** Work to complete **
The exercise calls for a faithful copy of all the data.

BEGIN

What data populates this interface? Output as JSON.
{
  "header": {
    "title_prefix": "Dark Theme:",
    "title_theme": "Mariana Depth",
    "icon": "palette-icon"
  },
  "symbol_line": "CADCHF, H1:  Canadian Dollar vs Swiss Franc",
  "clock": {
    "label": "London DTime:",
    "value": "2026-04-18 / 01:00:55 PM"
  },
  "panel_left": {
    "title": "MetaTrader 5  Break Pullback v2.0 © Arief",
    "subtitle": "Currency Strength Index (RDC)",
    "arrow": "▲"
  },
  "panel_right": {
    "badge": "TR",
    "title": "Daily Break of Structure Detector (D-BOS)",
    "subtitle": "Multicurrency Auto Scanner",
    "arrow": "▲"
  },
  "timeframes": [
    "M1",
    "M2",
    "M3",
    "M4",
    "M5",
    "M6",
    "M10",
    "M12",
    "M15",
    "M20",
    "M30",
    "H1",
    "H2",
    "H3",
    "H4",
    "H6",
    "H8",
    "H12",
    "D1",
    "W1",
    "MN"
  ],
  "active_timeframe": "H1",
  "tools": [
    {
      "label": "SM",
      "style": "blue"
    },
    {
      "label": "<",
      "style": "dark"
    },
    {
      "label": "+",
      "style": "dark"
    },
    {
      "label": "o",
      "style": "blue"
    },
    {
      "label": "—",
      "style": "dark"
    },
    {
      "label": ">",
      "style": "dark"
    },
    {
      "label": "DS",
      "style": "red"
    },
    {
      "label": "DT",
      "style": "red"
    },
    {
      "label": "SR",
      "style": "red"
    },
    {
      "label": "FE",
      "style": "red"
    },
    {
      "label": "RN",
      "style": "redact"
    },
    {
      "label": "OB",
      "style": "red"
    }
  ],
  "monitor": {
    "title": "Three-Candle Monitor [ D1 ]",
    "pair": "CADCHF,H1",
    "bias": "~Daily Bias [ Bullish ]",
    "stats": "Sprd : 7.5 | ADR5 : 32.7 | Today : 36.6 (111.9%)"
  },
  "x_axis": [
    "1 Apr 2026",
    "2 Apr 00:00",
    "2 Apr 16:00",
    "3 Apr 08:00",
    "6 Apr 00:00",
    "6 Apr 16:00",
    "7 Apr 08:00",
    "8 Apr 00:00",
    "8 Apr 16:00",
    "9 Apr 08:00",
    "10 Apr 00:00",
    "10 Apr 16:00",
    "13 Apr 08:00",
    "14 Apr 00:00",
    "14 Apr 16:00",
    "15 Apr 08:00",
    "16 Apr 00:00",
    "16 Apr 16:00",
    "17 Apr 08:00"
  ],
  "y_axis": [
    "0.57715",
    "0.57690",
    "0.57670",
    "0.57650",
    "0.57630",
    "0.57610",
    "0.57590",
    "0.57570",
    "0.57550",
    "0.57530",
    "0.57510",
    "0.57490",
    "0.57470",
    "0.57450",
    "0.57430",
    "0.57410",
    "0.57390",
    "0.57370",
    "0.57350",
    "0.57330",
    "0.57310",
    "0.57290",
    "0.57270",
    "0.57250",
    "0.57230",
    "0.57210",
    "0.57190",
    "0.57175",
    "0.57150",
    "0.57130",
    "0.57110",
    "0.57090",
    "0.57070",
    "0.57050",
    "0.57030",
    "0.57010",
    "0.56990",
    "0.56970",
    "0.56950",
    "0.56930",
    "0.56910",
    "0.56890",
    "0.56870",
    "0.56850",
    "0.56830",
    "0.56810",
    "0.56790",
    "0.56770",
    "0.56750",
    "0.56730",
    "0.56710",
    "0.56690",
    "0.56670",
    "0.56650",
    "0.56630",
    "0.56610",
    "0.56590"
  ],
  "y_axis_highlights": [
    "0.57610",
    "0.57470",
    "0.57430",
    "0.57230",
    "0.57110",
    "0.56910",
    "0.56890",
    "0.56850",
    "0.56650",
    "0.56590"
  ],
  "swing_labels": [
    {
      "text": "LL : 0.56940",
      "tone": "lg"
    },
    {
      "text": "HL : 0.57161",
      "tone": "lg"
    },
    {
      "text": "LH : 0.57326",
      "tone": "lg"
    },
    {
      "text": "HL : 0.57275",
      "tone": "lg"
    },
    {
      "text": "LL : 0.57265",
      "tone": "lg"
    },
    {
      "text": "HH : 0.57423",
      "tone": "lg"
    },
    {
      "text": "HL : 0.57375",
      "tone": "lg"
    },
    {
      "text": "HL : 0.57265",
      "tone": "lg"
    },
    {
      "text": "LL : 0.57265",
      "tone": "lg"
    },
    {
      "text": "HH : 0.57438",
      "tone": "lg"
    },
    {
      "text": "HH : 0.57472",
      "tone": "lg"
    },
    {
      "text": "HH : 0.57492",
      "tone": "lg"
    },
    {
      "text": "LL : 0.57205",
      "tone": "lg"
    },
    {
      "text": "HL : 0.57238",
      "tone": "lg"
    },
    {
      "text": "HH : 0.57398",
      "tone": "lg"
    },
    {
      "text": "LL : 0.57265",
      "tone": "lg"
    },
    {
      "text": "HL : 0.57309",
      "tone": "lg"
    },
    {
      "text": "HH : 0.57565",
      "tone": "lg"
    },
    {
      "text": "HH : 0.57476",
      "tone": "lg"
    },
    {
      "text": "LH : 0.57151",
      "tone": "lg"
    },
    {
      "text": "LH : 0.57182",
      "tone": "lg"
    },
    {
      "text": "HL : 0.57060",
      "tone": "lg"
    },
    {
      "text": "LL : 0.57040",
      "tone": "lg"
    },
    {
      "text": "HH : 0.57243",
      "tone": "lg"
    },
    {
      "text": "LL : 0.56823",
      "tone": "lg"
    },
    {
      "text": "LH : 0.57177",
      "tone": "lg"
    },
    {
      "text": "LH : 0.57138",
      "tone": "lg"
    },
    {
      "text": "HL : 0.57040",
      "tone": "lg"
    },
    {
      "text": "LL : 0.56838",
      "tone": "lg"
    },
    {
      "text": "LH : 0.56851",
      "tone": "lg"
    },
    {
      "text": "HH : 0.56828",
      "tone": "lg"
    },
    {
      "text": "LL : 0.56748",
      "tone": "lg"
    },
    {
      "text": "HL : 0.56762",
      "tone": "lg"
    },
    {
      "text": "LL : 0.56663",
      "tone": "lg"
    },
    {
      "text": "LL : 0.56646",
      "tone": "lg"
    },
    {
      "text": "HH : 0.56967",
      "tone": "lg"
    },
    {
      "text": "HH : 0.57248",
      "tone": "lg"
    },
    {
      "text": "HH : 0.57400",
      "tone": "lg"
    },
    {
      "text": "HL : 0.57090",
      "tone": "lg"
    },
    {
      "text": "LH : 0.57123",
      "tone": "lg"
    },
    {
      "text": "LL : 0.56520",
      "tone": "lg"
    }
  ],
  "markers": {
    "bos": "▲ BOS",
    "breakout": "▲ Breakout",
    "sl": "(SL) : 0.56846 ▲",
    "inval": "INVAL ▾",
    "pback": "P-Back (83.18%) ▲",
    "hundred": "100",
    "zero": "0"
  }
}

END

** Written response **
What data populates this interface? Output as JSON.
{
  "header": {
    "title_prefix": "Dark Theme:",
    "title_theme": "Mariana Depth",
    "icon": "palette-icon"
  },
  "symbol_line": "CADCHF, H1:  Canadian Dollar vs Swiss Franc",
  "clock": {
    "label": "London DTime:",
    "value": "2026-04-18 / 01:00:55 PM"
  },
  "panel_left": {
    "title": "MetaTrader 5  Break Pullback v2.0 © Arief",
    "subtitle": "Currency Strength Index (RDC)",
    "arrow": "▲"
  },
  "panel_right": {
    "badge": "TR",
    "title": "Daily Break of Structure Detector (D-BOS)",
    "subtitle": "Multicurrency Auto Scanner",
    "arrow": "▲"
  },
  "timeframes": [
    "M1",
    "M2",
    "M3",
    "M4",
    "M5",
    "M6",
    "M10",
    "M12",
    "M15",
    "M20",
    "M30",
    "H1",
    "H2",
    "H3",
    "H4",
    "H6",
    "H8",
    "H12",
    "D1",
    "W1",
    "MN"
  ],
  "active_timeframe": "H1",
  "tools": [
    {
      "label": "SM",
      "style": "blue"
    },
    {
      "label": "<",
      "style": "dark"
    },
    {
      "label": "+",
      "style": "dark"
    },
    {
      "label": "o",
      "style": "blue"
    },
    {
      "label": "—",
      "style": "dark"
    },
    {
      "label": ">",
      "style": "dark"
    },
    {
      "label": "DS",
      "style": "red"
    },
    {
      "label": "DT",
      "style": "red"
    },
    {
      "label": "SR",
      "style": "red"
    },
    {
      "label": "FE",
      "style": "red"
    },
    {
      "label": "RN",
      "style": "redact"
    },
    {
      "label": "OB",
      "style": "red"
    }
  ],
  "monitor": {
    "title": "Three-Candle Monitor [ D1 ]",
    "pair": "CADCHF,H1",
    "bias": "~Daily Bias [ Bullish ]",
    "stats": "Sprd : 7.5 | ADR5 : 32.7 | Today : 36.6 (111.9%)"
  },
  "x_axis": [
    "1 Apr 2026",
    "2 Apr 00:00",
    "2 Apr 16:00",
    "3 Apr 08:00",
    "6 Apr 00:00",
    "6 Apr 16:00",
    "7 Apr 08:00",
    "8 Apr 00:00",
    "8 Apr 16:00",
    "9 Apr 08:00",
    "10 Apr 00:00",
    "10 Apr 16:00",
    "13 Apr 08:00",
    "14 Apr 00:00",
    "14 Apr 16:00",
    "15 Apr 08:00",
    "16 Apr 00:00",
    "16 Apr 16:00",
    "17 Apr 08:00"
  ],
  "y_axis": [
    "0.57715",
    "0.57690",
    "0.57670",
    "0.57650",
    "0.57630",
    "0.57610",
    "0.57590",
    "0.57570",
    "0.57550",
    "0.57530",
    "0.57510",
    "0.57490",
    "0.57470",
    "0.57450",
    "0.57430",
    "0.57410",
    "0.57390",
    "0.57370",
    "0.57350",
    "0.57330",
    "0.57310",
    "0.57290",
    "0.57270",
    "0.57250",
    "0.57230",
    "0.57210",
    "0.57190",
    "0.57175",
    "0.57150",
    "0.57130",
    "0.57110",
    "0.57090",
    "0.57070",
    "0.57050",
    "0.57030",
    "0.57010",
    "0.56990",
    "0.56970",
    "0.56950",
    "0.56930",
    "0.56910",
    "0.56890",
    "0.56870",
    "0.56850",
    "0.56830",
    "0.56810",
    "0.56790",
    "0.56770",
    "0.56750",
    "0.56730",
    "0.56710",
    "0.56690",
    "0.56670",
    "0.56650",
    "0.56630",
    "0.56610",
    "0.56590"
  ],
  "y_axis_highlights": [
    "0.57610",
    "0.57470",
    "0.57430",
    "0.57230",
    "0.57110",
    "0.56910",
    "0.56890",
    "0.56850",
    "0.56650",
    "0.56590"
  ],
  "swing_labels": [
    {
      "text": "LL : 0.56940",
      "tone": "lg"
    },
    {
      "text": "HL : 0.57161",
      "tone": "lg"
    },
    {
      "text": "LH : 0.57326",
      "tone": "lg"
    },
    {
      "text": "HL : 0.57275",
      "tone": "lg"
    },
    {
      "text": "LL : 0.57265",
      "tone": "lg"
    },
    {
      "text": "HH : 0.57423",
      "tone": "lg"
    },
    {
      "text": "HL : 0.57375",
      "tone": "lg"
    },
    {
      "text": "HL : 0.57265",
      "tone": "lg"
    },
    {
      "text": "LL : 0.57265",
      "tone": "lg"
    },
    {
      "text": "HH : 0.57438",
      "tone": "lg"
    },
    {
      "text": "HH : 0.57472",
      "tone": "lg"
    },
    {
      "text": "HH : 0.57492",
      "tone": "lg"
    },
    {
      "text": "LL : 0.57205",
      "tone": "lg"
    },
    {
      "text": "HL : 0.57238",
      "tone": "lg"
    },
    {
      "text": "HH : 0.57398",
      "tone": "lg"
    },
    {
      "text": "LL : 0.57265",
      "tone": "lg"
    },
    {
      "text": "HL : 0.57309",
      "tone": "lg"
    },
    {
      "text": "HH : 0.57565",
      "tone": "lg"
    },
    {
      "text": "HH : 0.57476",
      "tone": "lg"
    },
    {
      "text": "LH : 0.57151",
      "tone": "lg"
    },
    {
      "text": "LH : 0.57182",
      "tone": "lg"
    },
    {
      "text": "HL : 0.57060",
      "tone": "lg"
    },
    {
      "text": "LL : 0.57040",
      "tone": "lg"
    },
    {
      "text": "HH : 0.57243",
      "tone": "lg"
    },
    {
      "text": "LL : 0.56823",
      "tone": "lg"
    },
    {
      "text": "LH : 0.57177",
      "tone": "lg"
    },
    {
      "text": "LH : 0.57138",
      "tone": "lg"
    },
    {
      "text": "HL : 0.57040",
      "tone": "lg"
    },
    {
      "text": "LL : 0.56838",
      "tone": "lg"
    },
    {
      "text": "LH : 0.56851",
      "tone": "lg"
    },
    {
      "text": "HH : 0.56828",
      "tone": "lg"
    },
    {
      "text": "LL : 0.56748",
      "tone": "lg"
    },
    {
      "text": "HL : 0.56762",
      "tone": "lg"
    },
    {
      "text": "LL : 0.56663",
      "tone": "lg"
    },
    {
      "text": "LL : 0.56646",
      "tone": "lg"
    },
    {
      "text": "HH : 0.56967",
      "tone": "lg"
    },
    {
      "text": "HH : 0.57248",
      "tone": "lg"
    },
    {
      "text": "HH : 0.57400",
      "tone": "lg"
    },
    {
      "text": "HL : 0.57090",
      "tone": "lg"
    },
    {
      "text": "LH : 0.57123",
      "tone": "lg"
    },
    {
      "text": "LL : 0.56520",
      "tone": "lg"
    }
  ],
  "markers": {
    "bos": "▲ BOS",
    "breakout": "▲ Breakout",
    "sl": "(SL) : 0.56846 ▲",
    "inval": "INVAL ▾",
    "pback": "P-Back (83.18%) ▲",
    "hundred": "100",
    "zero": "0"
  }
}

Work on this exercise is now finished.